I’ve been feeling a bit low in spirits for the past couple of weeks. I’ve done something to my knee – or perhaps I haven’t done anything in particular and maybe it’s just an age thing – and it’s been really sore and uncomfortable, which has meant I haven’t been able to get out walking as much as I’d like. So today, in order to lift my spirits, I’ve been sitting in the garden.
My garden is one of my very favourite places to be. The lawn is more moss and weeds than grass. My green fingers are a very pale shade of green and a few of the plants I put in the border last year have unfortunately not survived, but to me the garden is wonderful and my private sanctuary. Let me paint you a picture. The garden is dominated by two beautiful trees: a majestic weeping willow and a beautiful old apple tree that provides us with a huge crop of apples every year without fail. The blossom on the apple tree is opening up nicely and the late afternoon air is heavy with its sweet fragrance. Bees buzz busily amongst the branches. Our visiting blackbird sits in the willow, singing its complex and beautiful song, a voice so sweet it makes the heart sing too. Timothy the cat lazes at my feet on the patio, occasionally stirring himself sufficiently to swipe at a dried leaf as it tumbles past in the breeze; his friend Sam, always such a happy soul, sits amongst the border plants and purrs contentedly to himself. Some of the plants in the border are starting to open up their flowers and I see spots of white, pink, orange and purple in the fresh green foliage.

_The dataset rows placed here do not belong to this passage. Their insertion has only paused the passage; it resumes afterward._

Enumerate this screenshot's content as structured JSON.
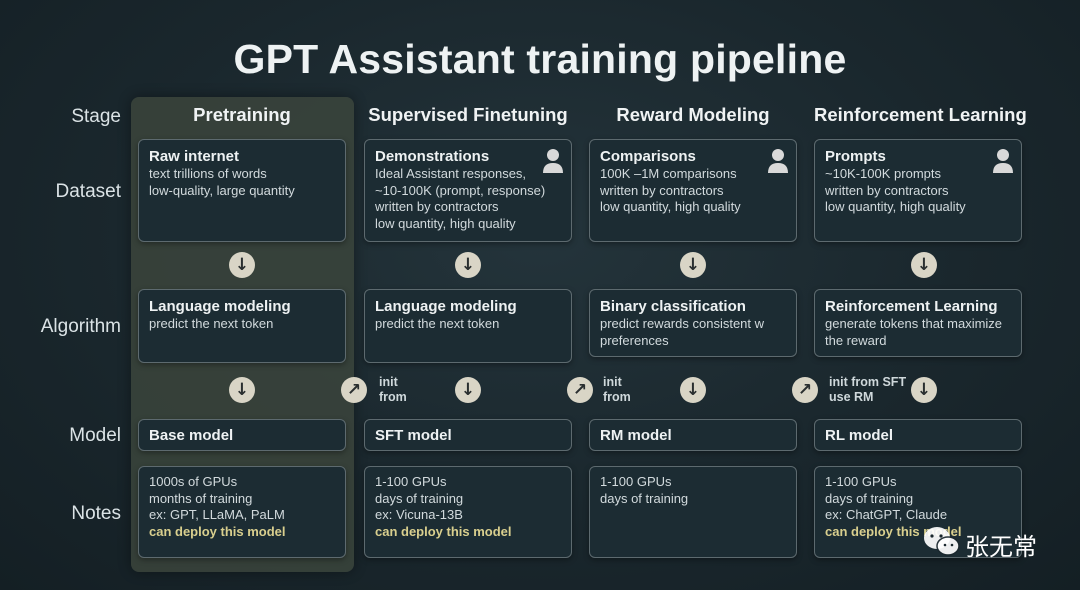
{
  "title": "GPT Assistant training pipeline",
  "row_labels": {
    "stage": "Stage",
    "dataset": "Dataset",
    "algorithm": "Algorithm",
    "model": "Model",
    "notes": "Notes"
  },
  "columns": [
    {
      "header": "Pretraining",
      "dataset": {
        "title": "Raw internet",
        "lines": [
          "text trillions of words",
          "low-quality, large quantity"
        ]
      },
      "algorithm": {
        "title": "Language modeling",
        "lines": [
          "predict the next token"
        ]
      },
      "model": "Base model",
      "notes": {
        "lines": [
          "1000s of GPUs",
          "months of training",
          "ex: GPT, LLaMA, PaLM"
        ],
        "highlight": "can deploy this model"
      }
    },
    {
      "header": "Supervised Finetuning",
      "dataset": {
        "title": "Demonstrations",
        "lines": [
          "Ideal Assistant responses,",
          "~10-100K (prompt, response)",
          "written by contractors",
          "low quantity, high quality"
        ]
      },
      "algorithm": {
        "title": "Language modeling",
        "lines": [
          "predict the next token"
        ]
      },
      "model": "SFT model",
      "init": [
        "init",
        "from"
      ],
      "notes": {
        "lines": [
          "1-100 GPUs",
          "days of training",
          "ex: Vicuna-13B"
        ],
        "highlight": "can deploy this model"
      }
    },
    {
      "header": "Reward Modeling",
      "dataset": {
        "title": "Comparisons",
        "lines": [
          "100K –1M comparisons",
          "written by contractors",
          "low quantity, high quality"
        ]
      },
      "algorithm": {
        "title": "Binary classification",
        "lines": [
          "predict rewards consistent w",
          "preferences"
        ]
      },
      "model": "RM model",
      "init": [
        "init",
        "from"
      ],
      "notes": {
        "lines": [
          "1-100 GPUs",
          "days of training"
        ]
      }
    },
    {
      "header": "Reinforcement Learning",
      "dataset": {
        "title": "Prompts",
        "lines": [
          "~10K-100K prompts",
          "written by contractors",
          "low quantity, high quality"
        ]
      },
      "algorithm": {
        "title": "Reinforcement Learning",
        "lines": [
          "generate tokens that maximize",
          "the reward"
        ]
      },
      "model": "RL model",
      "init": [
        "init from SFT",
        "use RM"
      ],
      "notes": {
        "lines": [
          "1-100 GPUs",
          "days of training",
          "ex: ChatGPT, Claude"
        ],
        "highlight": "can deploy this model"
      }
    }
  ],
  "watermark": "张无常",
  "icons": {
    "down_arrow": "arrow-down-icon",
    "diagonal_arrow": "arrow-up-right-icon",
    "person": "person-icon",
    "watermark": "wechat-icon"
  }
}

Whilst I’ve been laid up with my poorly knee, I’ve been re-reading the Smaller Pureland Sutra and enjoying the rich, sumptuous descriptions of the Pure Land, full of gorgeous sights, sounds and aromas to delight the senses and calm the spirit. Many people think of the Pure Land, or Sukhavati, as a place we go to after death. As I sit here in my garden, I can’t help thinking that it would be such a pity to be so focussed on the Pure Land (or God’s Kingdom, or Heaven, or whatever else you may wish to call it) as something we reach only after death, and thereby miss the opportunity to discover Sukhavati in our life now. For me, here in my own small paradise of a garden, I know I can touch the Pure Land every day in the beauty and peace of this blessed place.
Namo Amida Bu.
To receive our Dharma Glimpses straight into your inbox (once every two weeks) sign up here.